December 3, 2021- The three ten-year old girls giggled and smiled at me, whispering, while going about their work, in the minutes before it was time for the class to be dismissed for lunch. This has been part and parcel of many preteens’ growing into a world where they must size up even those furthest from them in age, getting a sense of whether theirs is a safe environment or their guard needs to be raised up. I have seen it for nearly five decades now.
It was more uncertain, when I was younger-and in the years before I was married. Throughout, however, my main concern with all students has been to keep them focused on acquiring thinking skills and making sense of what they might want to do as adults. The process starts, really, when a person masters mobility, then speech. However nebulous it seems to both the little one and to those around her/him-basic interests and skills can be ascertained from the child’s play habits and choice of activities. My son was interested in motorized earth movers, even before his dinosaur phase. His 4-year-old second cousin alternates between building things and driving his Tonka truck around. Another second cousin is strictly into his drivable toy truck. The girl second cousins have a wide range of interests, from chess and the ecology of construction work (an eight-year-old) to ecofriendly farming practices (a ten-year-old).
The students with whom I worked today are well-spoken, very much into independent learning and still keep the spunkiness of preteens. They are at once capable of handling a lot more responsibility than many of us Boomers were given at their age and remain very much in need of respectfully offered adult supervision. There will always be a need for this last, no matter how empowered and enlightened a person is in middle childhood, or adolescence, for that matter.
On this fifth day of “Seventy-One and Counting”, I felt equally valued by both the kids and by the mostly contemporary adults with whom I enjoyed a pre-Christmas Dinner, at the American Legion Post. It was our first such dinner in two years, and all the stops were pulled out. The Prime Rib and fixings were well-prepared by a seasoned chef and her 22-year-old sous chef. The pianist played tunes designed for relaxation and the sometimes raucous conversation just added to the enjoyment of the evening.

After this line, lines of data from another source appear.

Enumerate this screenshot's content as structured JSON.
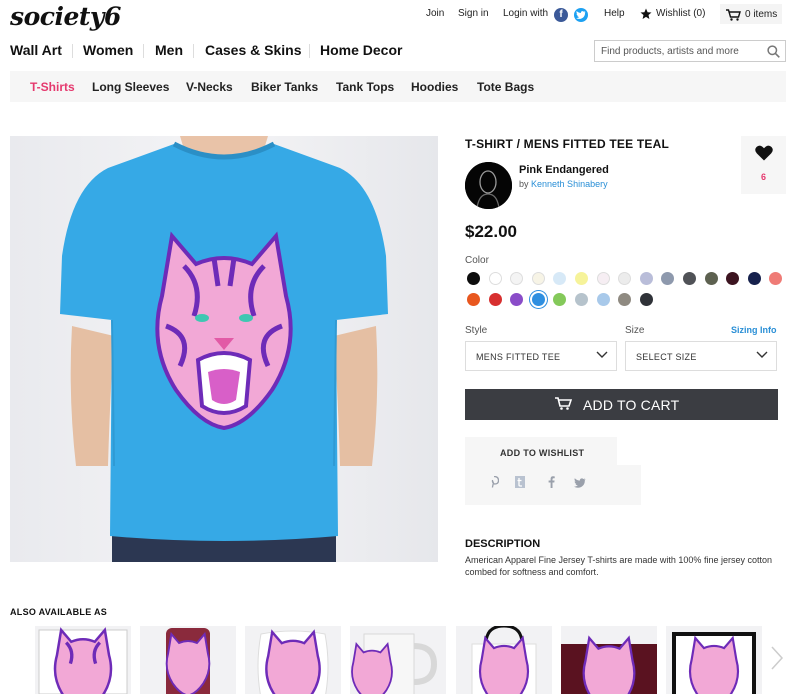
{
  "header": {
    "logo": "society6",
    "join": "Join",
    "sign_in": "Sign in",
    "login_with": "Login with",
    "facebook_icon_letter": "f",
    "help": "Help",
    "wishlist": "Wishlist (0)",
    "cart": "0 items"
  },
  "nav": {
    "items": [
      "Wall Art",
      "Women",
      "Men",
      "Cases & Skins",
      "Home Decor"
    ],
    "search_placeholder": "Find products, artists and more"
  },
  "subnav": {
    "items": [
      "T-Shirts",
      "Long Sleeves",
      "V-Necks",
      "Biker Tanks",
      "Tank Tops",
      "Hoodies",
      "Tote Bags"
    ],
    "active": "T-Shirts"
  },
  "product": {
    "title": "T-SHIRT / MENS FITTED TEE TEAL",
    "favorites": "6",
    "artwork_name": "Pink Endangered",
    "by": "by",
    "artist": "Kenneth Shinabery",
    "price": "$22.00",
    "color_label": "Color",
    "colors": [
      "#0d0d0d",
      "#ffffff",
      "#f4f4f4",
      "#f7f4e6",
      "#d7e9f7",
      "#f6f39a",
      "#f6eef3",
      "#ececec",
      "#b9bdd9",
      "#8e99ad",
      "#505257",
      "#5d6150",
      "#3c1420",
      "#16214d",
      "#ef7b76",
      "#e8571f",
      "#d72f2f",
      "#8a4cc8",
      "#2f8fe0",
      "#84c95a",
      "#b6c3cc",
      "#a8c9ea",
      "#8f8a81",
      "#2f3238"
    ],
    "selected_color": "#2f8fe0",
    "style_label": "Style",
    "style_value": "MENS FITTED TEE",
    "size_label": "Size",
    "size_value": "SELECT SIZE",
    "sizing_info": "Sizing Info",
    "add_to_cart": "ADD TO CART",
    "add_to_wishlist": "ADD TO WISHLIST",
    "share_icons": [
      "pinterest-icon",
      "tumblr-icon",
      "facebook-icon",
      "twitter-icon"
    ],
    "description_heading": "DESCRIPTION",
    "description": "American Apparel Fine Jersey T-shirts are made with 100% fine jersey cotton combed for softness and comfort."
  },
  "also_available": {
    "heading": "ALSO AVAILABLE AS",
    "items": [
      "art-print",
      "iphone-case",
      "throw-pillow",
      "mug",
      "tote-bag",
      "rug",
      "framed-print"
    ]
  },
  "colors": {
    "accent": "#e5396e",
    "link": "#2a8fd6",
    "shirt": "#36a9e6",
    "button_dark": "#3b3d42"
  }
}
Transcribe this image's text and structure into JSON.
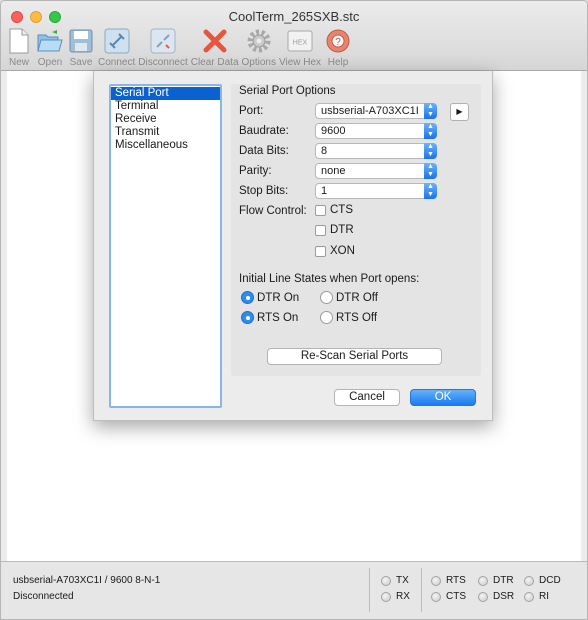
{
  "window": {
    "title": "CoolTerm_265SXB.stc"
  },
  "toolbar": {
    "items": [
      {
        "label": "New",
        "icon": "new-document-icon"
      },
      {
        "label": "Open",
        "icon": "open-folder-icon"
      },
      {
        "label": "Save",
        "icon": "floppy-disk-icon"
      },
      {
        "label": "Connect",
        "icon": "connect-plug-icon"
      },
      {
        "label": "Disconnect",
        "icon": "disconnect-plug-icon"
      },
      {
        "label": "Clear Data",
        "icon": "red-x-icon"
      },
      {
        "label": "Options",
        "icon": "gear-icon"
      },
      {
        "label": "View Hex",
        "icon": "hex-icon",
        "badge": "HEX"
      },
      {
        "label": "Help",
        "icon": "lifebuoy-help-icon"
      }
    ]
  },
  "dialog": {
    "categories": [
      "Serial Port",
      "Terminal",
      "Receive",
      "Transmit",
      "Miscellaneous"
    ],
    "selected_category": "Serial Port",
    "section_title": "Serial Port Options",
    "port": {
      "label": "Port:",
      "value": "usbserial-A703XC1I"
    },
    "baudrate": {
      "label": "Baudrate:",
      "value": "9600"
    },
    "data_bits": {
      "label": "Data Bits:",
      "value": "8"
    },
    "parity": {
      "label": "Parity:",
      "value": "none"
    },
    "stop_bits": {
      "label": "Stop Bits:",
      "value": "1"
    },
    "flow_control": {
      "label": "Flow Control:",
      "options": [
        {
          "label": "CTS",
          "checked": false
        },
        {
          "label": "DTR",
          "checked": false
        },
        {
          "label": "XON",
          "checked": false
        }
      ]
    },
    "line_states": {
      "label": "Initial Line States when Port opens:",
      "dtr_on": "DTR On",
      "dtr_off": "DTR Off",
      "rts_on": "RTS On",
      "rts_off": "RTS Off",
      "dtr_selected": "DTR On",
      "rts_selected": "RTS On"
    },
    "rescan_label": "Re-Scan Serial Ports",
    "cancel_label": "Cancel",
    "ok_label": "OK"
  },
  "statusbar": {
    "connection": "usbserial-A703XC1I / 9600 8-N-1",
    "state": "Disconnected",
    "leds": [
      "TX",
      "RX",
      "RTS",
      "CTS",
      "DTR",
      "DSR",
      "DCD",
      "RI"
    ]
  },
  "colors": {
    "accent": "#1a7bef",
    "selection": "#0a62d1",
    "close": "#fc605c",
    "minimize": "#fdbc40",
    "maximize": "#34c84a"
  }
}
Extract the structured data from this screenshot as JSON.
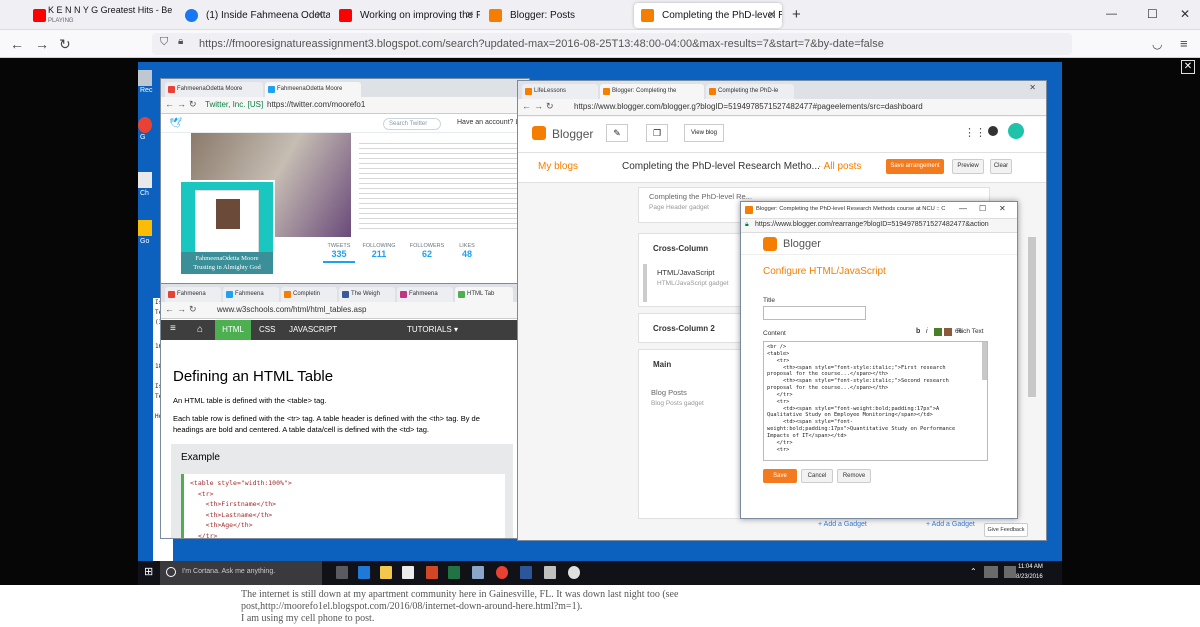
{
  "browser": {
    "tabs": [
      {
        "label": "K E N N Y G Greatest Hits - Be",
        "sublabel": "PLAYING",
        "icon": "youtube-icon",
        "color": "#ff0000"
      },
      {
        "label": "(1) Inside Fahmeena Odetta's H",
        "icon": "facebook-icon",
        "color": "#1877f2"
      },
      {
        "label": "Working on improving the Purp",
        "icon": "youtube-icon",
        "color": "#ff0000"
      },
      {
        "label": "Blogger: Posts",
        "icon": "blogger-icon",
        "color": "#f57d00"
      },
      {
        "label": "Completing the PhD-level Rese",
        "icon": "blogger-icon",
        "color": "#f57d00"
      }
    ],
    "new_tab": "+",
    "url": "https://fmooresignatureassignment3.blogspot.com/search?updated-max=2016-08-25T13:48:00-04:00&max-results=7&start=7&by-date=false",
    "window_controls": {
      "minimize": "—",
      "maximize": "☐",
      "close": "✕"
    },
    "viewer_close": "✕"
  },
  "desktop": {
    "icons": [
      "Rec",
      "G",
      "Go",
      "Ch",
      "Ex",
      "Go",
      "Co"
    ],
    "side_texts": [
      "Is",
      "Te",
      "(3",
      "16",
      "18",
      "Is",
      "Te",
      "Ho"
    ]
  },
  "twitter_window": {
    "tabs": [
      "FahmeenaOdetta Moore",
      "FahmeenaOdetta Moore"
    ],
    "info": "Twitter, Inc. [US]",
    "url": "https://twitter.com/moorefo1",
    "search_placeholder": "Search Twitter",
    "have_account": "Have an account? Log",
    "profile_name": "FahmeenaOdetta Moore",
    "profile_caption": "Trusting in Almighty God",
    "stats": [
      {
        "label": "TWEETS",
        "value": "335"
      },
      {
        "label": "FOLLOWING",
        "value": "211"
      },
      {
        "label": "FOLLOWERS",
        "value": "62"
      },
      {
        "label": "LIKES",
        "value": "48"
      }
    ]
  },
  "w3_window": {
    "tabs": [
      "Fahmeena",
      "Fahmeena",
      "Completin",
      "The Weigh",
      "Fahmeena",
      "HTML Tab"
    ],
    "url": "www.w3schools.com/html/html_tables.asp",
    "nav": [
      "HTML",
      "CSS",
      "JAVASCRIPT",
      "TUTORIALS ▾"
    ],
    "heading": "Defining an HTML Table",
    "p1": "An HTML table is defined with the <table> tag.",
    "p2": "Each table row is defined with the <tr> tag. A table header is defined with the <th> tag. By de",
    "p3": "headings are bold and centered. A table data/cell is defined with the <td> tag.",
    "example_label": "Example",
    "code": [
      "<table style=\"width:100%\">",
      "  <tr>",
      "    <th>Firstname</th>",
      "    <th>Lastname</th>",
      "    <th>Age</th>",
      "  </tr>"
    ]
  },
  "blogger_window": {
    "tabs": [
      "LifeLessons",
      "Blogger: Completing the ",
      "Completing the PhD-le"
    ],
    "url": "https://www.blogger.com/blogger.g?blogID=5194978571527482477#pageelements/src=dashboard",
    "brand": "Blogger",
    "view_blog": "View blog",
    "my_blogs": "My blogs",
    "blog_title": "Completing the PhD-level Research Metho...",
    "all_posts": "All posts",
    "save_arrangement": "Save arrangement",
    "preview": "Preview",
    "clear": "Clear",
    "header_gadget_title": "Completing the PhD-level Re...",
    "header_gadget_sub": "Page Header gadget",
    "cross_column": "Cross-Column",
    "html_js_title": "HTML/JavaScript",
    "html_js_sub": "HTML/JavaScript gadget",
    "cross_column_2": "Cross-Column 2",
    "main": "Main",
    "blog_posts_title": "Blog Posts",
    "blog_posts_sub": "Blog Posts gadget",
    "add_gadget_1": "Add a Gadget",
    "add_gadget_2": "Add a Gadget",
    "give_feedback": "Give Feedback"
  },
  "config_window": {
    "title": "Blogger: Completing the PhD-level Research Methods course at NCU :: C...",
    "url": "https://www.blogger.com/rearrange?blogID=5194978571527482477&action",
    "brand": "Blogger",
    "heading": "Configure HTML/JavaScript",
    "title_label": "Title",
    "content_label": "Content",
    "rich_text": "Rich Text",
    "toolbar": [
      "b",
      "i",
      "66"
    ],
    "code": [
      "<br />",
      "<table>",
      "   <tr>",
      "     <th><span style=\"font-style:italic;\">First research",
      "proposal for the course...</span></th>",
      "     <th><span style=\"font-style:italic;\">Second research",
      "proposal for the course...</span></th>",
      "   </tr>",
      "   <tr>",
      "     <td><span style=\"font-weight:bold;padding:17px\">A",
      "Qualitative Study on Employee Monitoring</span></td>",
      "     <td><span style=\"font-",
      "weight:bold;padding:17px\">Quantitative Study on Performance",
      "Impacts of IT</span></td>",
      "   </tr>",
      "   <tr>"
    ],
    "save": "Save",
    "cancel": "Cancel",
    "remove": "Remove"
  },
  "taskbar": {
    "cortana": "I'm Cortana. Ask me anything.",
    "time": "11:04 AM",
    "date": "8/23/2016"
  },
  "blog_text": [
    "The internet is still down at my apartment community here in Gainesville, FL. It was down last night too (see",
    "post,http://moorefo1el.blogspot.com/2016/08/internet-down-around-here.html?m=1).",
    "I am using my cell phone to post."
  ]
}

I can envision a similar gathering, maybe sixty years hence, of those who sat in the classroom today, maybe not under the same auspices, but in celebration of their camaraderie and a shared joie de vivre.
May they long walk the Realization Road.